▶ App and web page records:
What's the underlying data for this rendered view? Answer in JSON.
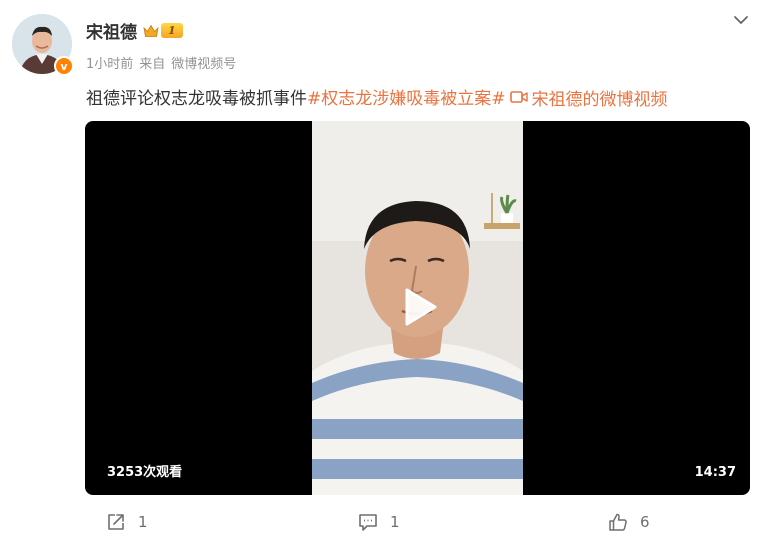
{
  "author": {
    "name": "宋祖德",
    "level": "1",
    "verified_mark": "v"
  },
  "meta": {
    "time": "1小时前",
    "source_prefix": "来自",
    "source": "微博视频号"
  },
  "post": {
    "text": "祖德评论权志龙吸毒被抓事件",
    "hashtag": "#权志龙涉嫌吸毒被立案#",
    "video_link": "宋祖德的微博视频"
  },
  "video": {
    "views": "3253次观看",
    "duration": "14:37"
  },
  "actions": {
    "repost_count": "1",
    "comment_count": "1",
    "like_count": "6"
  },
  "colors": {
    "accent": "#eb7340",
    "verified": "#ff8200",
    "meta_text": "#939393"
  }
}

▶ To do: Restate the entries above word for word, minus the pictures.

▶ Reply to the task:
What's the underlying data for this rendered view? Answer in JSON.
{
  "author": {
    "name": "宋祖德",
    "level": "1",
    "verified_mark": "v"
  },
  "meta": {
    "time": "1小时前",
    "source_prefix": "来自",
    "source": "微博视频号"
  },
  "post": {
    "text": "祖德评论权志龙吸毒被抓事件",
    "hashtag": "#权志龙涉嫌吸毒被立案#",
    "video_link": "宋祖德的微博视频"
  },
  "video": {
    "views": "3253次观看",
    "duration": "14:37"
  },
  "actions": {
    "repost_count": "1",
    "comment_count": "1",
    "like_count": "6"
  },
  "colors": {
    "accent": "#eb7340",
    "verified": "#ff8200",
    "meta_text": "#939393"
  }
}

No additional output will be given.